Exercise details
Only lines containing the string "note" belong in the answer; find them in the records and copy them.

Top of The data

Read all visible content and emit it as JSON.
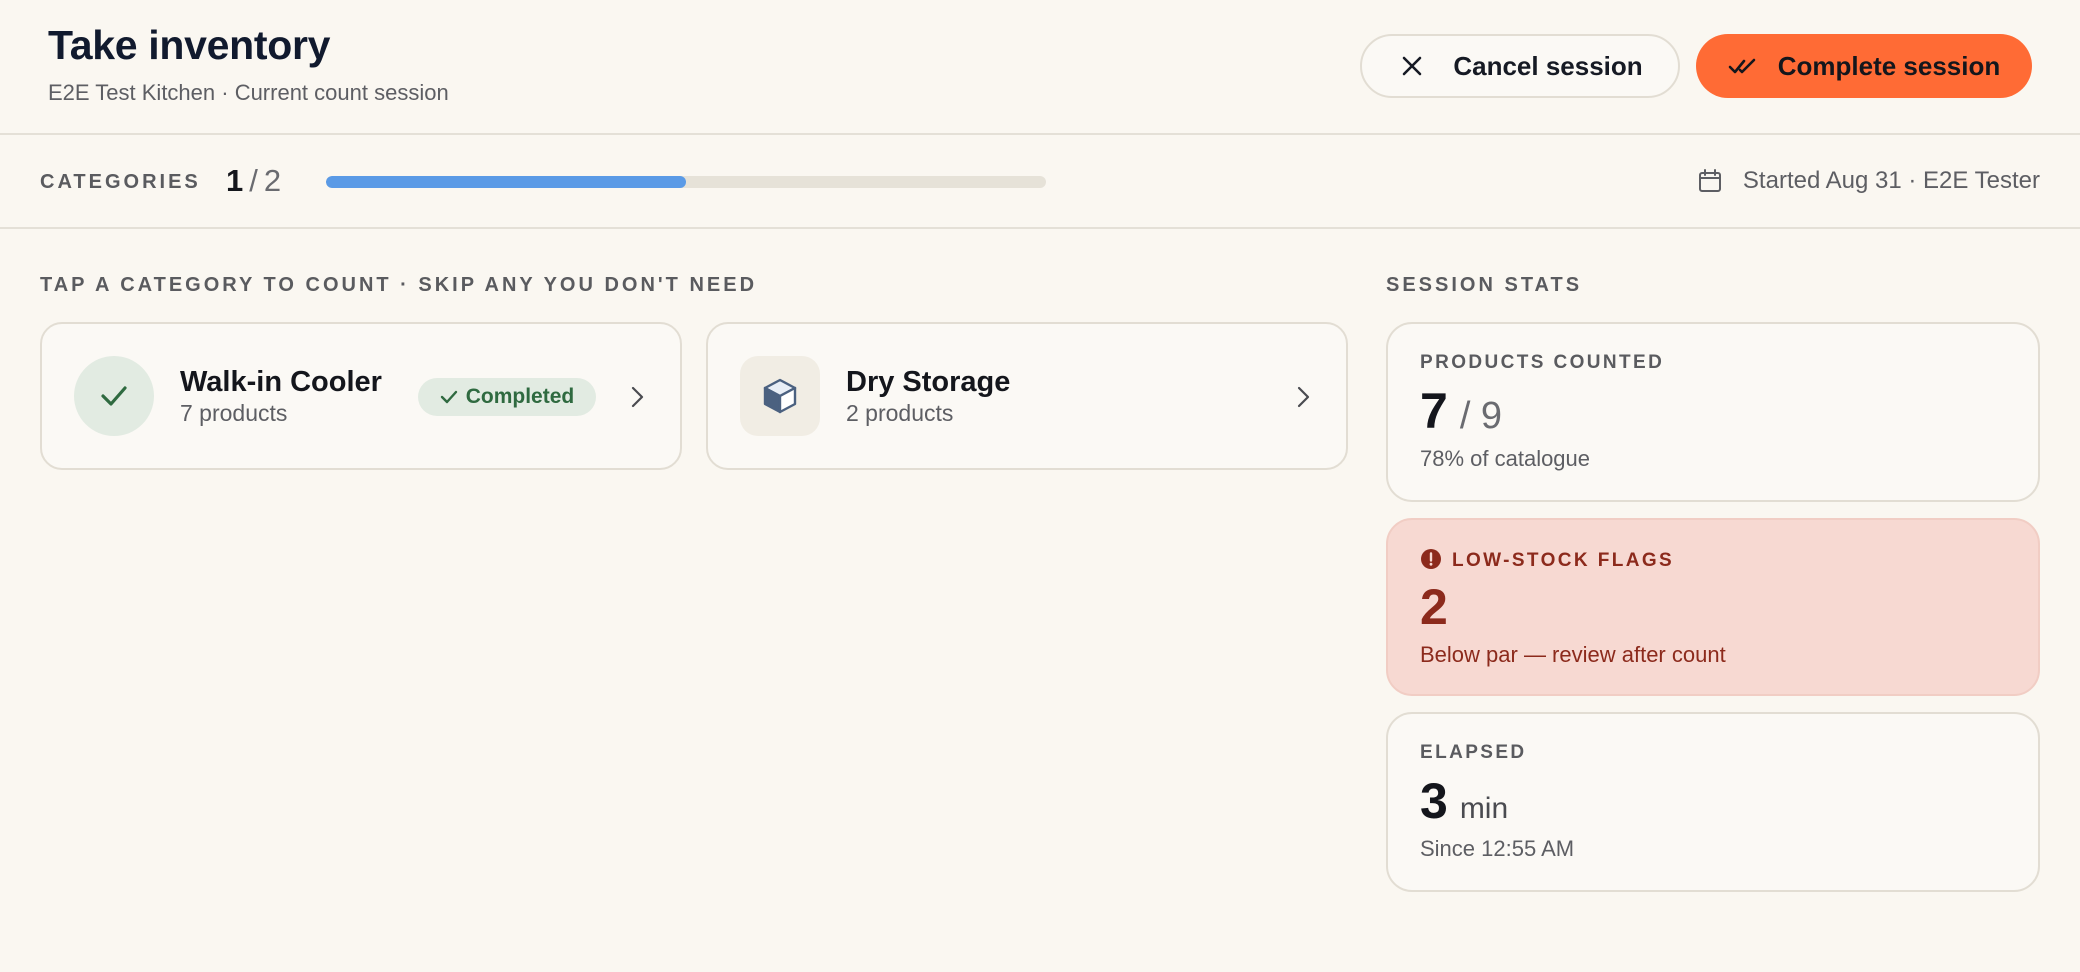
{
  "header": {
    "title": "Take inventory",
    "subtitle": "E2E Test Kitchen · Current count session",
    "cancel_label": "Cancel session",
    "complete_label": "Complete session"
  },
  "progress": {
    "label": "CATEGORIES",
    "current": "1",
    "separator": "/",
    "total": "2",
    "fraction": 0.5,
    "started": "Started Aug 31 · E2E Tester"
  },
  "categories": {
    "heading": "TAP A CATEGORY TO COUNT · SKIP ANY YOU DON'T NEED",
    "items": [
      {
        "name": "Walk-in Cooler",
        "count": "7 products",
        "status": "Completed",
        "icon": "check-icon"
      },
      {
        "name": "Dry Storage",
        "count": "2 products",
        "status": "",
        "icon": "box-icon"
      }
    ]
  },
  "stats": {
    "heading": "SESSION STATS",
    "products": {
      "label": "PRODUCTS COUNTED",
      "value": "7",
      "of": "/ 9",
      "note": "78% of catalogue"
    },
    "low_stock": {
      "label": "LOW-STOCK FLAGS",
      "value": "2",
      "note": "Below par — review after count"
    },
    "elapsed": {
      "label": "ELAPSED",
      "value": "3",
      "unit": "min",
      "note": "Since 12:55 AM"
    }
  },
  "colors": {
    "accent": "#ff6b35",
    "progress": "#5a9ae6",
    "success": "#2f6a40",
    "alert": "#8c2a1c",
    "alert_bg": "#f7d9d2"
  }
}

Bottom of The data

Your response
      "note": "78% of catalogue"
      "note": "Below par — review after count"
      "note": "Since 12:55 AM"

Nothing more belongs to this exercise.